Teaching summarizing seems like it should be easy. When students summarize, they don’t have to come up with any of their own ideas – all they have to do is briefly tell the most important parts of a book or reading passage that they read.
Sounds pretty easy…but it’s not.
Teachers have all sorts of cute and colorful ideas to teach summarizing strategies. If you search “summarizing” on Pinterest, you’ll see a huge variety of activities.
There are anchor charts, graphic organizers, the “Somebody Wanted But So Then” method, the SAAC method, the 5 fingered retell, summarizing sentence starters, and more.
So why can’t our students summarize texts?
Why Students Struggle With Summarizing Texts
Students struggle with summarizing a text because it is counterintuitive to so many other things we have taught them.
Usually, we want students to incorporate what they already know about a topic. We even take time in class to activate prior knowledge, knowing that students will better understand what they have read if they can relate to it.
But when summarizing, students aren’t supposed to incorporate any additional information – only the information that the author chose to include.
Usually, we encourage students to think for themselves.

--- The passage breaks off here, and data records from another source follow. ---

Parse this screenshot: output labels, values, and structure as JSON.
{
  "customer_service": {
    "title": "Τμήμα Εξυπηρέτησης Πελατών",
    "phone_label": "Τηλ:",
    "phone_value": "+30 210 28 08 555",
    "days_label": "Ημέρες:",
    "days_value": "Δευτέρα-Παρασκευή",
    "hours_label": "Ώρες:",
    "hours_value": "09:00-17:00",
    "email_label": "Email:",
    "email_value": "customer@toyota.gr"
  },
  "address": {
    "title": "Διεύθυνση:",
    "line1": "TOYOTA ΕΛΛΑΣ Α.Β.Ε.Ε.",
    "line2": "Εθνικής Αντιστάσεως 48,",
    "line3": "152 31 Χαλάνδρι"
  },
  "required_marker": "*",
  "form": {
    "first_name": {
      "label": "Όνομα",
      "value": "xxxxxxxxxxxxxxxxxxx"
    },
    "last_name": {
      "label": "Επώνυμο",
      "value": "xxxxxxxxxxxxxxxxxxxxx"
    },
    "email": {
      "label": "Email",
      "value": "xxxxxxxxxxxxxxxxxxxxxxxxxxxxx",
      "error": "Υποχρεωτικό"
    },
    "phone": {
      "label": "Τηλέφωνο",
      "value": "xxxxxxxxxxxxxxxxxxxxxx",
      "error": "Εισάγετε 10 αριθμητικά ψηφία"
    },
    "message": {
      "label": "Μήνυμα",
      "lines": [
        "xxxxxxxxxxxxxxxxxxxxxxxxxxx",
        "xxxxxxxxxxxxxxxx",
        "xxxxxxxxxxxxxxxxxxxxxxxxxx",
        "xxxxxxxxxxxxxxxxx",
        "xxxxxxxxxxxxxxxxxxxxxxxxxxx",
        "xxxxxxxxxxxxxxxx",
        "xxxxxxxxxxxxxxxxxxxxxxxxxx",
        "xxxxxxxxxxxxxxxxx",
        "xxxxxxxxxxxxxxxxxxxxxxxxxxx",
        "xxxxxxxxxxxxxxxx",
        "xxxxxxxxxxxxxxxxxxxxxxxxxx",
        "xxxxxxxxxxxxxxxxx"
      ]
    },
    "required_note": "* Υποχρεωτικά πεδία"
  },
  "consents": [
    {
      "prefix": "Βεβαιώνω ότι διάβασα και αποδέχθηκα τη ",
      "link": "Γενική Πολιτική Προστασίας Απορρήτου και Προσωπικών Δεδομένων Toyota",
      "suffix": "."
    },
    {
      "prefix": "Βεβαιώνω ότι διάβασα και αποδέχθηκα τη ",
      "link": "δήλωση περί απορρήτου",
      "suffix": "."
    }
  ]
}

We want students to share their opinions, and to justify that opinion (like in many of my point of view resources that encourage students to distinguish their point of view from the author’s).
But when summarizing, students aren’t supposed to have their own opinion – they are simply supposed to explain what the author says and thinks.
Usually, we want students to share as many details as possible. How many times have you told a student that they need to add more details, write more, or make it longer? The more details students include, the better – except for in summarizing.
But when summarizing, students are supposed to only include the most important information. Which means students have to have a firm handle on how to find the main idea. No wonder students struggle with summarizing text!
What Makes a Good Summary
There are a lot of different things that make up a good summary - some things that should be included in a summary, and some things that should not be included. I've found that 3rd, 4th, and 5th grade students struggle most with these aspects of summarizing:
- Summaries should only include information from the passage
- Summaries should not include your opinion
- Summaries should only include the most important information
- Summaries are not copied from the passage
- Fiction summaries should include the problem and solution of a text
Practicing each of these aspects of summarizing in isolation can help students become better summarizers. However, just telling students what makes up a good summary is not enough.
Summarizing Lessons – A Better Way
Since summarizing goes against what students will naturally want to do, we can’t just tell students what makes a good summary and expect that to be enough. Students don’t just need to see examples of good summaries – they also need to see examples of BAD summaries and be able to understand what makes it “bad.”
Before your summarizing lesson, write several different summaries of a reading passage. Make a couple of these summaries deliberately BAD – include a summary that has all sorts of unimportant information, and another summary that includes opinions that aren’t from the text. Make sure you also have one “good” summary.
After reading the passage with your class (or in a small group setting), show students the different summaries. Have the students discuss in small groups or partners which summary is best, and what is wrong with the other summaries. Repeat this activity several times with different reading passages.
Incorporating “bad summaries” into your summary lessons will keep your students from making those same mistakes when they begin writing summaries. Although writing out extra summaries takes extra prep time, it will keep you from having so many frustrated and confused students later in the school year.
A No Prep Option for Teaching Summarizing
If you don’t have the extra time to prepare both “good” and “bad” summaries (and what teacher DOES have extra time?), then you might like a no prep option. I have summarizing resources for both fiction and nonfiction texts.
These resources provide reading passages with plenty of “bad” summaries and “good” summaries to help your students develop a better understanding of summary writing. The resources are also hands on, with several cut and paste activities and a scavenger hunt.